The celebrations died out during the Civil War, but Wood, the artistic director of New London’s Flock Theatre, revived it a decade ago as a piece of street theater and a way to celebrate the city’s history using reenactors in period costumes.

Anyone can join the march down city streets behind the paper mache Arnold to New London’s Waterfront Park, where the mayor on Saturday cried, “Remember New London,” and put a torch to the effigy. The crowd chanted “U-S-A” as the life-sized Arnold burned.

Ellen Warfield, of Mystic, brought her 9-year-old son, Lucian Bace, because she said their ancestors fought in the Revolution and she hoped to get her son excited about the history that surrounds him.

“It's wild to show the kids something like this,” she said. “You get to see it in real life, rather than see it play out on TV. They spend too much time on their screens today.”

Lucian had a singular focus.

“I just can't wait to see them burn that man," he said. “Burn that turncoat!”

Arnold, a native of nearby Norwich, was initially a major general on the American side of the war, playing important roles in the capture of Fort Ticonderoga and the Battle of Saratoga in New York.

In 1779, though, he secretly began feeding information to the British.
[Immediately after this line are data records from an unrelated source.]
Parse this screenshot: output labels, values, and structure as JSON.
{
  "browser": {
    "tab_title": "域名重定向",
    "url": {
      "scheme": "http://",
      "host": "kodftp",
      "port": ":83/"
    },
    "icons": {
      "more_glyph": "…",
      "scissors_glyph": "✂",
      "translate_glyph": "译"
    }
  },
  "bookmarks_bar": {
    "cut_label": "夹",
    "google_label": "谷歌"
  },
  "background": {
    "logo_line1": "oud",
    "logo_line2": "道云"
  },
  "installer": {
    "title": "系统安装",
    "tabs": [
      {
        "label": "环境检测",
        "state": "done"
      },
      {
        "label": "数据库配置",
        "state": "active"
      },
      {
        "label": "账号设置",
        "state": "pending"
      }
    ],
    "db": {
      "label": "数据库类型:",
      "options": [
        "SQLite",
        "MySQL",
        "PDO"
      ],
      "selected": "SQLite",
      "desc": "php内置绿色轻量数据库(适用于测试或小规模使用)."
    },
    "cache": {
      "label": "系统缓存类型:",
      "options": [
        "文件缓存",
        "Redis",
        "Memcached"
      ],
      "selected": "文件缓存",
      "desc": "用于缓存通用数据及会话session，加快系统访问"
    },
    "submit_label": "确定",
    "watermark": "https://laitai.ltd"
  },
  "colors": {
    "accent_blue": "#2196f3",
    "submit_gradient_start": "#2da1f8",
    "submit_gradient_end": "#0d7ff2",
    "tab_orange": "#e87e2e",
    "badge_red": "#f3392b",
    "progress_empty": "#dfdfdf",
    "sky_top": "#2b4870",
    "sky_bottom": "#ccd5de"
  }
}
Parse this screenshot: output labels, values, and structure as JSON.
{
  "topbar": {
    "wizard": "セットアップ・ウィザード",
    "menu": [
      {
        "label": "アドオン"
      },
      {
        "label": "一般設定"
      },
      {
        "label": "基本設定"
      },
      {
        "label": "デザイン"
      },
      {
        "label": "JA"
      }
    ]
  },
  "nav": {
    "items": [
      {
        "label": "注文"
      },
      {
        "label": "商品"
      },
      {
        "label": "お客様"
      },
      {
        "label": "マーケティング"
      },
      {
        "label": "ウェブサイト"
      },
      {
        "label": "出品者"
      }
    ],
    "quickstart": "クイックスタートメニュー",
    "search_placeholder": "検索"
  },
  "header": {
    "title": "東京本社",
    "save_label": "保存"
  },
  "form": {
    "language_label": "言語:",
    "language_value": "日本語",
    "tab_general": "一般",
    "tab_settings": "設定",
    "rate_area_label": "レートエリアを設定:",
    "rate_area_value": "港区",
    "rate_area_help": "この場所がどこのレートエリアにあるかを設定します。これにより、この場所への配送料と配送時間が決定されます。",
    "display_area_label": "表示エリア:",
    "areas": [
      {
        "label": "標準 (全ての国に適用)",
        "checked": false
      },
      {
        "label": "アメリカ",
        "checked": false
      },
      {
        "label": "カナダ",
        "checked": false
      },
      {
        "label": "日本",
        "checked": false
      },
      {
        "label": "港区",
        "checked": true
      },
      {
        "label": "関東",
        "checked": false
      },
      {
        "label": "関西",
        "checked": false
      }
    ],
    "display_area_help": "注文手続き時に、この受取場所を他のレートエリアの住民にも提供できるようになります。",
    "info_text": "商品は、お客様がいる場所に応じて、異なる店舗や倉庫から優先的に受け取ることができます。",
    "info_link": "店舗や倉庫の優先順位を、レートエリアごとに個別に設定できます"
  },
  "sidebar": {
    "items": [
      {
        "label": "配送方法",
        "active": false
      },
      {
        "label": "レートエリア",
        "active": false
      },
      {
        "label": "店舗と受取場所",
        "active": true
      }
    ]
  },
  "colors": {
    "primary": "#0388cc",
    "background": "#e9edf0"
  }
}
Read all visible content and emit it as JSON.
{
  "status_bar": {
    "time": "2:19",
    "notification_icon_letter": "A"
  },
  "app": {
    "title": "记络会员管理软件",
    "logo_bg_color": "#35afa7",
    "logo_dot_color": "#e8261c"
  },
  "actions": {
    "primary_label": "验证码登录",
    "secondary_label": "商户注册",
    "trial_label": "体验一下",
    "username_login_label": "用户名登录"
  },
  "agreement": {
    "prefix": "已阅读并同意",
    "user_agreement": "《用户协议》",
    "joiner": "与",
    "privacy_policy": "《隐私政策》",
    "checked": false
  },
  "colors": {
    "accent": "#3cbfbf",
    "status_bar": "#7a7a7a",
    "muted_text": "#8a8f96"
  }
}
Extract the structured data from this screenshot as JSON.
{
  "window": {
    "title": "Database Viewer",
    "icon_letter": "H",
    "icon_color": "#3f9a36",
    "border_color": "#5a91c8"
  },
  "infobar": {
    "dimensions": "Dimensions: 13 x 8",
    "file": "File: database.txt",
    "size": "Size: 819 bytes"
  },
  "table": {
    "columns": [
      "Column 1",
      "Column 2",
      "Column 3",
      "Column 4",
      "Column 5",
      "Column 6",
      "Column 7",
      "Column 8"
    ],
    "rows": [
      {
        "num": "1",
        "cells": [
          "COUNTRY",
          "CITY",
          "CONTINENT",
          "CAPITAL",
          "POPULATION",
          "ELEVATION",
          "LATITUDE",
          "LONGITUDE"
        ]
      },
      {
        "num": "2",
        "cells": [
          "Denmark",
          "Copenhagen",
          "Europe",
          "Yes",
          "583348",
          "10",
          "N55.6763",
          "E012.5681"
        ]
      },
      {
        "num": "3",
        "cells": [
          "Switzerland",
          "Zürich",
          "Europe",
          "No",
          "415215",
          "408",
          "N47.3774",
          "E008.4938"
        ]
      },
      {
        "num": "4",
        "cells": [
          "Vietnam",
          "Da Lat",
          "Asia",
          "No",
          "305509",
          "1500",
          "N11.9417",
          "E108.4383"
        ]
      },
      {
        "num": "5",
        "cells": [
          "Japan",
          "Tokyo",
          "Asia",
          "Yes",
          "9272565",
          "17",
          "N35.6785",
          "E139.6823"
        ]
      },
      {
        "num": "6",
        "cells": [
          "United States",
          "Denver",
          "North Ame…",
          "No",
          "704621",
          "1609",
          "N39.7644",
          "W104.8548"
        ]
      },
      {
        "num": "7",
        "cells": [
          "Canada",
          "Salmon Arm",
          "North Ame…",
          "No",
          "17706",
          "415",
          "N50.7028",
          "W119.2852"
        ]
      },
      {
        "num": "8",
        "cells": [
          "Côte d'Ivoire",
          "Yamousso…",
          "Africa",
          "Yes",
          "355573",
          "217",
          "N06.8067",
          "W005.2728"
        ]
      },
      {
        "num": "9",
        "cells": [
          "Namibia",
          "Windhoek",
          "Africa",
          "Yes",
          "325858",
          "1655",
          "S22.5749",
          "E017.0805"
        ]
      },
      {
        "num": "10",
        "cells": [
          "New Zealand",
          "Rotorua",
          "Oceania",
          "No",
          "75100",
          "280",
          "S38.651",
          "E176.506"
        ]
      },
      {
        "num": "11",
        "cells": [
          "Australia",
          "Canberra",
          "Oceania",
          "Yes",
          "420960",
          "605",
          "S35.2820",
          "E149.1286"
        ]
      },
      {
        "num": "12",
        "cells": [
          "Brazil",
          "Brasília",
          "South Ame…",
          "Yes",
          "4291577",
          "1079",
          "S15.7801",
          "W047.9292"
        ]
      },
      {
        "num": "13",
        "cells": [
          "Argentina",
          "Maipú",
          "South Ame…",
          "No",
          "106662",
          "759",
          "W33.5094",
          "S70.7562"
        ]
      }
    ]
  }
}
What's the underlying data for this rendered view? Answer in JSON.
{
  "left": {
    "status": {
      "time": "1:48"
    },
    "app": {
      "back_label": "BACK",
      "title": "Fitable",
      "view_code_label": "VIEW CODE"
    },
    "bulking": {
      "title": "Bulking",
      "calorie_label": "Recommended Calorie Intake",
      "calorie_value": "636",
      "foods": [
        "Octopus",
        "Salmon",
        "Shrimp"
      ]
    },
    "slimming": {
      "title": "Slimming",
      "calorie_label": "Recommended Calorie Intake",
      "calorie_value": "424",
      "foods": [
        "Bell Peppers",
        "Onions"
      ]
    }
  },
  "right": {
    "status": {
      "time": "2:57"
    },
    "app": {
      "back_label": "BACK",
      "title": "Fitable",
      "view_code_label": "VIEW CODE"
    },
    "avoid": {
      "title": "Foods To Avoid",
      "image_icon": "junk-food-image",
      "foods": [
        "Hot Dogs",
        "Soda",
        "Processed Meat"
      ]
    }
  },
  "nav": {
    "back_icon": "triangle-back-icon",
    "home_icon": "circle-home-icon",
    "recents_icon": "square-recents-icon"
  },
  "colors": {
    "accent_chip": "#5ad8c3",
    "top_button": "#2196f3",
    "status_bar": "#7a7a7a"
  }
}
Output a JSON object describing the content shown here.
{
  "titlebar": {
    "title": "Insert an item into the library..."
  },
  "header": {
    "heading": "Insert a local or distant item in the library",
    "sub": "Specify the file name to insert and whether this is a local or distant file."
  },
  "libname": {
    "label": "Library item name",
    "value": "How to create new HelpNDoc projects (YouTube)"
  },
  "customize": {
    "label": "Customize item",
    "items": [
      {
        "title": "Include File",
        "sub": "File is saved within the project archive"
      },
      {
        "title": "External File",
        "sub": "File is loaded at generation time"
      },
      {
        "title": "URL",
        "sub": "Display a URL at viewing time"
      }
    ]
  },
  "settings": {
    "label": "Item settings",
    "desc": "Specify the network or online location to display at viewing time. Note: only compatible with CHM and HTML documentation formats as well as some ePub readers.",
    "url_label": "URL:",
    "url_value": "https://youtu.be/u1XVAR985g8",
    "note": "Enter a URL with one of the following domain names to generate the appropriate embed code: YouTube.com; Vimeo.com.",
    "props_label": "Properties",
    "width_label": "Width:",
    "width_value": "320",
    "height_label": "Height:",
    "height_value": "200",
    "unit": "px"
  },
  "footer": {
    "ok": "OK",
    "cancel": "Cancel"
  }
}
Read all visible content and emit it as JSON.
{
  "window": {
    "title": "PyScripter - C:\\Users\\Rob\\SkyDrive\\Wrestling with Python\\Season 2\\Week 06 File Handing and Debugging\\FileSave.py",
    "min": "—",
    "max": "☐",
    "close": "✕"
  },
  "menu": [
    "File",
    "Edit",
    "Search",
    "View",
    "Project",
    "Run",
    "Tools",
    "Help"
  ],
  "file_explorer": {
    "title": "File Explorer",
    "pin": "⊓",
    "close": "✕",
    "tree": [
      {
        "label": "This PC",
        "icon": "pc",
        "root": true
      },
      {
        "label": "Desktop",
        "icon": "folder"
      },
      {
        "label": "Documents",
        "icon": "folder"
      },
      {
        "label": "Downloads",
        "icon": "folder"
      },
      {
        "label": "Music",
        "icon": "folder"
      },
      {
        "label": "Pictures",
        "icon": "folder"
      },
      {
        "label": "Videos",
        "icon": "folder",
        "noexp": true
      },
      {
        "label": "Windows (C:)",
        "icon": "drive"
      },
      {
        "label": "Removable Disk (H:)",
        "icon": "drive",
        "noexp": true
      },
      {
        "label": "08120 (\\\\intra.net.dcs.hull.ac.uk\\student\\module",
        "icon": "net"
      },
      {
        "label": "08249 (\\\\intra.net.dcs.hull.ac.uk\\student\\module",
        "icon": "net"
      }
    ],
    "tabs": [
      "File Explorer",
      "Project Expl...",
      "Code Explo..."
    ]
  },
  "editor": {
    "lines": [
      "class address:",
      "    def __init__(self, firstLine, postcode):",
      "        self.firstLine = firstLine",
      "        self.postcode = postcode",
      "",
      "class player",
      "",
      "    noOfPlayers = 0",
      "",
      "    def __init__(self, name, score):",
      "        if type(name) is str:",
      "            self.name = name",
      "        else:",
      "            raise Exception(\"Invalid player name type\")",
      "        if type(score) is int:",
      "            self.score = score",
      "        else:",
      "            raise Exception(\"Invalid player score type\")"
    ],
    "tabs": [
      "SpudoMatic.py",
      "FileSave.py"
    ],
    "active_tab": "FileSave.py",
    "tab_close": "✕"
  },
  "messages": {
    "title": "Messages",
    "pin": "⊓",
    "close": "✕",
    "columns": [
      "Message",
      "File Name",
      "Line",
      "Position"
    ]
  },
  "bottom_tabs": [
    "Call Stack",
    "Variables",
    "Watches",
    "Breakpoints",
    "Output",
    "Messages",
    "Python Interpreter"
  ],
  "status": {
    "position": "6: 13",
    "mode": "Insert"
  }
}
A year later, he offered to surrender the American garrison at West Point in exchange for a bribe, but the plot was uncovered when an accomplice was captured. Arnold fled and became a brigadier general for the British.

On Sept. 6, 1781, he led a force that attacked and burned New London and captured a lightly defended fort across the Thames River in Groton.

After the American victory at Yorktown a month later, Arnold left for London. He died in 1801 at age 60, forever remembered in the United States as the young nation's biggest traitor.

New London's Burning Benedict Arnold Festival, which has become part of the state's Connecticut Maritime Heritage Festival, was growing in popularity before it was halted in 2020 because of the pandemic. The theater group brought the festival back last year.

“This project and specifically the reaction, the sort of hunger for its return, has been huge and the interest in it has been huge,” said Victor Chiburis, the Flock Theatre's associate artistic director and the festival's co-organizer.

The only time things got a little political, Chiburis said, is the year a group of Arnold supporters showed up in powdered wigs to defend his honor. But that was all tongue-in-cheek and anything that gets people interested in the Revolutionary War history of the city, the state and Arnold is positive, he said.

In one of the early years after the festival first returned, Mayor Michael Passero forgot to notify the police, who were less than pleased with the yelling, burning and muskets firing, he said.

But those issues, he said, were soon resolved and now he can only be happy that the celebration of one of the worst days in the history of New London brings a mob of people to the city every year.

A mob that included a very satisfied 9-year-old.

The coolest part was “probably the head falling off,” Bace said. “I really liked it.”